Like every year, bookmakers publish odds on the winner of the Nobel Prize for literature, which remain shrouded in mystery. Only one thing is clear: Milan Kundera, who died this July, is out of the game.
In fact, Kundera had been out of the game for many years. He had a real chance in 1984, when he was “overtaken” by Jaroslav Seifert.
Much has changed since the Czech writer’s heyday. Both in literature and in the Swedish Academy, which has also been rocked by major scandals in recent years. One was to honor the controversial writer Peter Handke, an author who denies war crimes in the former Yugoslavia. With the latter, the case directly in the narrow circles of the Academy. The husband of one of the members of the institution, Jean-Claude Arnault, was accused by 18 women of sexual abuse.
Both events had a great influence on the current form of the commission. There was a turnover of many members (while they were guaranteed lifetime membership in the commission) and academics also became more aware that the prize should be even less Eurocentric or pro-Western, but should look around the world.
Nobody stands a chance
According to the French news agency AFP, the Academy is now even consulting its findings with experts in order to broaden its horizons in world literature. Which sounds rather strange, at least because the Academy slightly devalues the belief in its own competence. And it’s also somewhat frustrating. “Given the Academy’s commitment to exploring other geographical regions, I’m afraid no one has a chance to really guess the winner, not even people with PhDs in literature,” Victor Malm, culture editor of the Swedish tabloid Expressen, told AFP.
It was in Expressen on Tuesday that a comment was published that returned to the current faux pas of the Nobel Prizes. The chemistry award for a trio of scientists researching quantum dots (hopefully they will also be used in literature) was accidentally presented a few hours earlier than it should have been. One mistakenly sent e-mail with a press release was all it took. The Academy tried to deny everything… before the cameras came on, secretary Mads Malm stepped outside the proverbial door and announced the names of the new laureates… quantum dot experts.
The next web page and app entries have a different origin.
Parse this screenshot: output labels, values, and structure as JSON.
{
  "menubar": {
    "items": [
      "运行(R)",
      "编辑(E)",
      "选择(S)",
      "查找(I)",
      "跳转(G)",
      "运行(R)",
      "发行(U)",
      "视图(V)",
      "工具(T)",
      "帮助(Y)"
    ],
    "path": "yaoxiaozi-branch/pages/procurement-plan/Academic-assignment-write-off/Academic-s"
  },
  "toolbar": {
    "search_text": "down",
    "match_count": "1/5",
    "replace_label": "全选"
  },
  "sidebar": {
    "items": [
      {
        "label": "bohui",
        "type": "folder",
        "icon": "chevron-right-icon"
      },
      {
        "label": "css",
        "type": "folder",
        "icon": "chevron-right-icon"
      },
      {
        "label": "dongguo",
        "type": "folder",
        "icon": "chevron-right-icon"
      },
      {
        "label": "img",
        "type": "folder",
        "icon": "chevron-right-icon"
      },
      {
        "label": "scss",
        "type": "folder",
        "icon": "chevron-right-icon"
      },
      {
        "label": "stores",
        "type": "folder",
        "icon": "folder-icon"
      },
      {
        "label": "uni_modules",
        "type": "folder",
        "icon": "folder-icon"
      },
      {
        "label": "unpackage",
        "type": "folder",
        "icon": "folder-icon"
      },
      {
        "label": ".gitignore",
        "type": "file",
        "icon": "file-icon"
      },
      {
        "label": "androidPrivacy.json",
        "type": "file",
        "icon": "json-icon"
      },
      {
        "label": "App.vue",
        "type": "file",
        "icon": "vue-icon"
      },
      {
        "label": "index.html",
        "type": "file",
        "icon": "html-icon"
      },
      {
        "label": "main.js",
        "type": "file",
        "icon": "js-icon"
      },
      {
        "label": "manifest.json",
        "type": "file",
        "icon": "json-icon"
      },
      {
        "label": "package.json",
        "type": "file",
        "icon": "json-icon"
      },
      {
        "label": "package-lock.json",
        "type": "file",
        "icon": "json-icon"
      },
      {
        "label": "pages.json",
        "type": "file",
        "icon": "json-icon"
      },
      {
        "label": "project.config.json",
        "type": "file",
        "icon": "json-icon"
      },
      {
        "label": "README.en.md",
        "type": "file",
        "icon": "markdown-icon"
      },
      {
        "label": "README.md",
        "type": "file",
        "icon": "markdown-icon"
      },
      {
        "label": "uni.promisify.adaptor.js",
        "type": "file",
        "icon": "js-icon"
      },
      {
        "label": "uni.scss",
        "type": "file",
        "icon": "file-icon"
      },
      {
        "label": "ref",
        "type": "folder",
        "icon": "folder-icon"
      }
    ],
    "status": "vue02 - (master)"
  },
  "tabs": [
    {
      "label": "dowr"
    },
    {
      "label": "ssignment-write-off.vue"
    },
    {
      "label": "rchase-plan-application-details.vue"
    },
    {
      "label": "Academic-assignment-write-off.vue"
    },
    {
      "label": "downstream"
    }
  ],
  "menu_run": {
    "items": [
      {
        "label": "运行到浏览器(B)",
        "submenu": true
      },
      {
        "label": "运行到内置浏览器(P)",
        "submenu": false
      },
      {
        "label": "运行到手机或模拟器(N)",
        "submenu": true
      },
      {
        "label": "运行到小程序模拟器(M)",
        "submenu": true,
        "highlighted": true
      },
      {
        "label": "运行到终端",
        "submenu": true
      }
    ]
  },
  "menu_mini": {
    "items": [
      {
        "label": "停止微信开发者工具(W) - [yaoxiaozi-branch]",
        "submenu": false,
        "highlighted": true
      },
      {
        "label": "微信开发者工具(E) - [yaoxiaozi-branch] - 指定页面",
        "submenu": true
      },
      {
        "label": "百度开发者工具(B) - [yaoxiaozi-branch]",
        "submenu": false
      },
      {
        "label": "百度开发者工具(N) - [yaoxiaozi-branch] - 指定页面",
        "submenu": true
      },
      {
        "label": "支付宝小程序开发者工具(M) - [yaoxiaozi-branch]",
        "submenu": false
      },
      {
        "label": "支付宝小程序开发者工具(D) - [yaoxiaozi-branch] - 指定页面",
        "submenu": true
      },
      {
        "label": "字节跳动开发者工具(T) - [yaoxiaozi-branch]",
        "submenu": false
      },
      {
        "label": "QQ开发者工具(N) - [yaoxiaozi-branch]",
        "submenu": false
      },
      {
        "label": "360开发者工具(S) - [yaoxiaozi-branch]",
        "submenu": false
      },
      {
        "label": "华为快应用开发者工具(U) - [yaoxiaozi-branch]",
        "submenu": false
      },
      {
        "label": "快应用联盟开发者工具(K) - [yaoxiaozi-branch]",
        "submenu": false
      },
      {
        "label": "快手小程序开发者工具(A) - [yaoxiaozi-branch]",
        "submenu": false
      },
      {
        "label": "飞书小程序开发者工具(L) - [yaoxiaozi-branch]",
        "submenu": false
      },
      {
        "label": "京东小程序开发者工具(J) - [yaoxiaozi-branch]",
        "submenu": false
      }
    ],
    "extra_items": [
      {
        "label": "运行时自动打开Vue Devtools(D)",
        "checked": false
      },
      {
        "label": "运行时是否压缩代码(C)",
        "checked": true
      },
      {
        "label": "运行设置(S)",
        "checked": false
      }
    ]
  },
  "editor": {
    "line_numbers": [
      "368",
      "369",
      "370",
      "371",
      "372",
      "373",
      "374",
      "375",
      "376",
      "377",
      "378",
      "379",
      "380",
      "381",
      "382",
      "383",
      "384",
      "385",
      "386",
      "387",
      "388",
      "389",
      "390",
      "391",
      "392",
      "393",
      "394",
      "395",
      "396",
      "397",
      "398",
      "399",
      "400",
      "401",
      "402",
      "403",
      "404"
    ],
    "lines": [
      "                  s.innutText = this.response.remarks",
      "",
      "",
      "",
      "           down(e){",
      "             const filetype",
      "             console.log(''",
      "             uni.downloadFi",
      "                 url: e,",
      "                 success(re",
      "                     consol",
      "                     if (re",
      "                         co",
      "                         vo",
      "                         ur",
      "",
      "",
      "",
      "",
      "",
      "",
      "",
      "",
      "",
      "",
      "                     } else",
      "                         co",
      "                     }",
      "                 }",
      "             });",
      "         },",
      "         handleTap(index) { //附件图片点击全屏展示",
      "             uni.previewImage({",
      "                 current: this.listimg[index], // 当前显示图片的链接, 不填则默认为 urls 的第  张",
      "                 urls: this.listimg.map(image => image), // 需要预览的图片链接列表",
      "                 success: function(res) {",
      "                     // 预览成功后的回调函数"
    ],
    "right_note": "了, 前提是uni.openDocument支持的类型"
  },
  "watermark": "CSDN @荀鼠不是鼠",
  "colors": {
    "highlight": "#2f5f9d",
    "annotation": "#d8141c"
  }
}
“Do you know how wonderful it is for an editor to have four extra hours to find the best author or rethink a critical angle?” Expressen commentator Gunilla Brodrej praised the Academy’s mistake, in fact a cultural columnist who would like to see similar leaks they also covered literature.
I can’t disagree with Brodrej. Of course, it would be wonderful to know in advance who is going to be the new laureate of the most famous literary prize on the planet. And not only because it would make work easier for me and my Swedish colleague.
“We only care about literary quality. The laureate must be someone who produces absolutely exceptional literature,” Academy member Ellen Matson explained the criteria for the Nobel Prize for Literature at the end of September. As can be seen from the quote, there is not much concrete in the short conversation. He reveals that more than two hundred names are considered in the first stages of evaluation, then the list is whittled down to five. All the works of the given authors are read. And one is chosen. Living. From anywhere. If he writes well. And again: he does not approve of genocide.
The Academy wants to be more global, more diverse in its selection, but apparently it still doesn’t care about being more transparent. Anxiously hiding the results of your reflection on the best literature has the great advantage that no one bothers you until the moment of publication. No one asks, no one objects, and certainly no one questions your authority.
It is no coincidence that most other important prices have been experiencing a crisis in recent years. No one watches the Oscars (unless celebrities slap each other and insult their wives live), the Grammys are boycotted, and other awards are adding new categories in an effort to stay relevant. The best film in the category of box office hits is already a cry for help.
No one needs a Nobel Prize for best airport paperback. But would it be so bad if academics published at least the five nominees, who otherwise remain secret for the next fifty years (sic!)? The seriousness of the prices will not be particularly threatened, on the contrary – can you imagine a world in which the name of not one, but perhaps five authors is mentioned in the media, on social networks and in bookstores? In which journalists, but also readers, booksellers, and publishers have more time to familiarize themselves with the work of the new winners, to fall in love with his or her novels? It has won the Booker Prize, National Book Award and Magnesia Litera. And it works.
So what are the bookmakers saying this year? They suggest names such as the Norwegian Jón Fosse or the Chinese Chan Süe. You can still find a few copies of Fosse in Czech translation, but not yet the works of the Chinese writer. By the way, Abdulrazak Gurnah, the 2021 laureate, was finally published in the Czech Republic a few weeks ago, whose victory surprised the whole world. To this day, not much is heard about him. The timing just didn’t work out, before the unknown writer had enough to impress with published novels, interest in him simply waned. If anyone is to blame, it is precisely the needlessly secretive academics.